Journey to the End of the Night was a hit among progressives for its anti-war message, as well as a raw, slang-filled style that stuck two fingers up at bourgeois sensibilities.

Celine’s attitude to the Jews only revealed itself in 1937 with the publication of a pamphlet, Trifles for a Massacre, which set him on a new path of racial hatred and conspiracy-mongering.

He never back-tracked. After the war, he launched a campaign of Holocaust-denial and sought to muddy the waters around his own war-time exploits – allowing him to worm his way back into France without repercussions.

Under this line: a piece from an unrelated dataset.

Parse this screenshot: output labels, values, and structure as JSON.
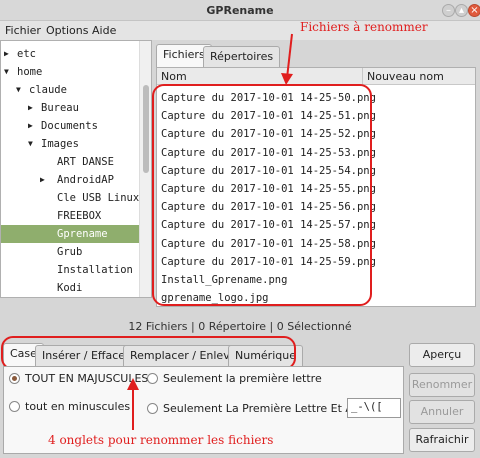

‘Divine surprise’
Many in the French literary scene seem keen to separate early and late Celine.

“These manuscripts come at the right time – they are a divine surprise – for Celine to become a writer again: the one who matters, from 1932 to 1936,” literary historian Philippe Roussin told AFP.

Other critics say the early Celine was just hiding his true feelings.

They highlight a quote that may explain the gap between his progressive novels and reactionary feelings: “Knowing what the reader wants, following fashions like a shopgirl, is the job of any writer who is very financially constrained,” Celine wrote to a friend.

Despite his descent into Nazism, he was one of the great chroniclers of the trauma of World War I and the malaise of the inter-war years.

An exhibition about the discovery of the manuscripts opens on Thursday at the Gallimard Gallery and includes the original, hand-written sheets of Guerre.

They end with a line that is typical of Celine: “I caught the war in my head. It is locked in my head.”

In the final years before his death in 1961, Celine endlessly bemoaned the loss of his manuscripts.

The exhibition has a quote from him on the wall: “They burned them, almost three manuscripts, the pest-purging vigilantes!”

This was one occasion – not the only one – where he was proved wrong.